Prior to this, Dr. O'Sullivan was senior director for strategic planning and Southwest Asia in the NSC; political advisor to the Coalition Provisional Authority administrator and deputy director for governance in Baghdad; chief advisor to the presidential envoy to the Northern Ireland peace process; and a fellow at the Brookings Institution. She has published several books and articles on American foreign policy, including Shrewd Sanctions: Statecraft and State Sponsors of Terrorism (2003) and edited volume (with Richard Haass) Honey and Vinegar: Incentives, Sanctions, and Foreign Policy (2000).

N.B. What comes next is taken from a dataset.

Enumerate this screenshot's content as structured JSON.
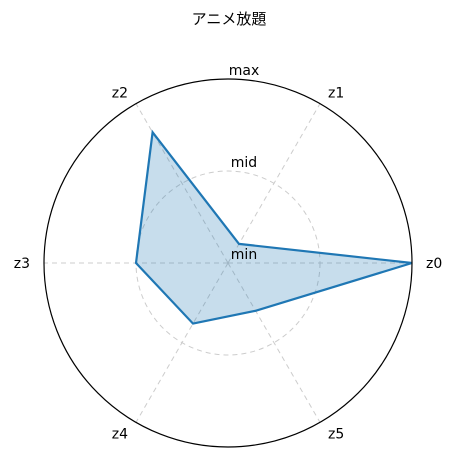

Dr. O’Sullivan is an adjunct senior fellow at the Council of Foreign Relations, an occasional columnist for Bloomberg View, and an advisor to the Hess Corporation. She is a trustee of both the German Marshall Fund and the Friends of Inter Mediate, a UK-based non-profit focused on the most complex and dangerous world conflicts. She is on the Executive Committee of The Trilateral Commission, a member of the board of The Mission Continues, a non-profit organization to help veterans, and a member of the International Advisory Group for the British law firm, Linklaters. She is also a member of the Aspen Strategy Group and on the advisory committee for the Women’s Initiative at the George W. Bush Institute. She has been awarded the Defense Department's highest honor for civilians and, three times, the State Department's Superior Honor Award. She has a B.A. from Georgetown University and a masters and doctorate from Oxford University.